Basic Scientific Research


Research in the laboratory focuses on the understanding of the neurobiology of stress-related disorders, particularly Post-traumatic stress disorder and stress-induced depression.

We examine the effects of stressful experiences early and later in life on cognitive and emotional abilities in adulthood. We attempt to differentiate between the effects of very early and juvenile stress, acute and chronic stress and between controllable and uncontrollable stress.

In our lab, we have developed several behavioral models of mood and anxiety disorders and are currently studying their electrophysiological and biochemical consequences.

We study the role of emotional activation in memory formation and assess the interactions between the hippocampus, amygdala, prefrontal and entorhinal cortex, when learning under different levels of emotional activation. Both in vivo field potential recordings and measurements of signal transduction cascade activation are utilized in order to map the patterns of activation of these limbic regions.
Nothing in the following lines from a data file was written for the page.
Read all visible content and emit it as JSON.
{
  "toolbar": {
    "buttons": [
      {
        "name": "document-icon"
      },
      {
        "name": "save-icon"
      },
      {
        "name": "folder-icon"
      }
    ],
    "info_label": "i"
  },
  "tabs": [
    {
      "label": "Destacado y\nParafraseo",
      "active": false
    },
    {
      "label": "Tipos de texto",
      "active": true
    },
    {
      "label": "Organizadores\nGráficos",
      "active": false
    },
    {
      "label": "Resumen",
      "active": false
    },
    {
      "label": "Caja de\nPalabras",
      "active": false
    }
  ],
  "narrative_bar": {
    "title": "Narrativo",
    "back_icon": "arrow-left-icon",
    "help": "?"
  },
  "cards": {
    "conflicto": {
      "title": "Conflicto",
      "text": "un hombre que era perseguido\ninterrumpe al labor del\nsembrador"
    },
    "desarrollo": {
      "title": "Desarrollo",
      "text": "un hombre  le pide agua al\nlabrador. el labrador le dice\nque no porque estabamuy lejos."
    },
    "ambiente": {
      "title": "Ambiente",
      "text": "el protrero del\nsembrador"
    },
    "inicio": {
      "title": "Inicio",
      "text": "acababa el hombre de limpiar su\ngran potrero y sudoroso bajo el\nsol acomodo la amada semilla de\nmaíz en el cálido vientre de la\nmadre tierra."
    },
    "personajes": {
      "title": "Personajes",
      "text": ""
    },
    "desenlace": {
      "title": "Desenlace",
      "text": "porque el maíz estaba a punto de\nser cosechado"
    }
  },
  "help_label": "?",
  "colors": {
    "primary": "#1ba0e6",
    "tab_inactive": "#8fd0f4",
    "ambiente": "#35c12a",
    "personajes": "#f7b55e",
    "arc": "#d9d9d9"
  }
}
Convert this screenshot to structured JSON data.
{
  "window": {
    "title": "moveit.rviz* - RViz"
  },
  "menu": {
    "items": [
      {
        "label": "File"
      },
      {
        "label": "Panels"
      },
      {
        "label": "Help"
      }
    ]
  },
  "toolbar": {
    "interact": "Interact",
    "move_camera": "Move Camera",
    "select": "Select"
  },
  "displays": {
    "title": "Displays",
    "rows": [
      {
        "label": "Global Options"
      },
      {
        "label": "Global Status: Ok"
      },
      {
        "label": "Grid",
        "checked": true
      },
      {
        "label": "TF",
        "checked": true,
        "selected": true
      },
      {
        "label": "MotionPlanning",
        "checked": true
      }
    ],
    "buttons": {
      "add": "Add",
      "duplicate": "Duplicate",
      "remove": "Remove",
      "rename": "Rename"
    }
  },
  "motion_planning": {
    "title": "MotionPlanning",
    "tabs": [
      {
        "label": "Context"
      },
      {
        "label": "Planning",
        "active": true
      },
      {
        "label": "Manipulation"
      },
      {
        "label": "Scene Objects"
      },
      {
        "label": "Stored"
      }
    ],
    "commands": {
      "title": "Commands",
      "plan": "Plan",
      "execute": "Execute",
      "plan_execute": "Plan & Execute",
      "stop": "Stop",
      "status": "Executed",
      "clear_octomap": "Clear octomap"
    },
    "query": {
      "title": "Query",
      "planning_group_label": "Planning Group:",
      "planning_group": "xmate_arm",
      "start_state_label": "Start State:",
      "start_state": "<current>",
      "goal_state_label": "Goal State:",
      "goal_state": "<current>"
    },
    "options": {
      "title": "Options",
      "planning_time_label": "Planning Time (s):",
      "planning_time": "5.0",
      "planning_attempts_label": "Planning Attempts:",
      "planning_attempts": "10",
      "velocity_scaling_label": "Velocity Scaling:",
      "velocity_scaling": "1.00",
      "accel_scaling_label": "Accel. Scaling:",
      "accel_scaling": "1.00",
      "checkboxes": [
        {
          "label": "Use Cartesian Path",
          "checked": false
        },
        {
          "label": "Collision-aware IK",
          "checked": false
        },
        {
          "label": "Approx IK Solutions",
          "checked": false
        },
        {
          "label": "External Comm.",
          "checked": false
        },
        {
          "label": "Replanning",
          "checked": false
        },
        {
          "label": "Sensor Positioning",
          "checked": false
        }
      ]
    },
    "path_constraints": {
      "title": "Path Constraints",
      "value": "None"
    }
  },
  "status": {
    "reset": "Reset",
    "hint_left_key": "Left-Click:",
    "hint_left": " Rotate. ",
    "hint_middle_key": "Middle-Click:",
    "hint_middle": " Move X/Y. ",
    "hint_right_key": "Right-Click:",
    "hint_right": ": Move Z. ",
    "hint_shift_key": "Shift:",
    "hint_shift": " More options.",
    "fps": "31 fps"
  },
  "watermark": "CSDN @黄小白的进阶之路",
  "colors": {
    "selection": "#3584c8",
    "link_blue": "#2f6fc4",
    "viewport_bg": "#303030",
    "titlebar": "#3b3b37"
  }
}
Some of our current projects:   

  • A crosstalk between neuropathic pain and depression (emotional pain) – establishing a novel drug development platform
  •  SSRIs effects in an animal model of PTSD
  •  Modeling of complex PTSD-like behaviors using individual differences in rats
  • The role of Ventral Hippocampus GAD65 in anxiolytic behavior 
  • Periaqueductal gray modulation of the basolateral amygdala and the nucleus  accumbens under controllable and uncontrollable stressful conditions
  • Putative mediators of vulnerability and resilience in an animal model of PTSD, with specific interest in GABAergic factors and neuropeptides
  • The effects of juvenile stress on the course of inflammation 
  • Behavioral Profiling as a translational approach for dissecting molecular correlates in ananimal model for PTSD.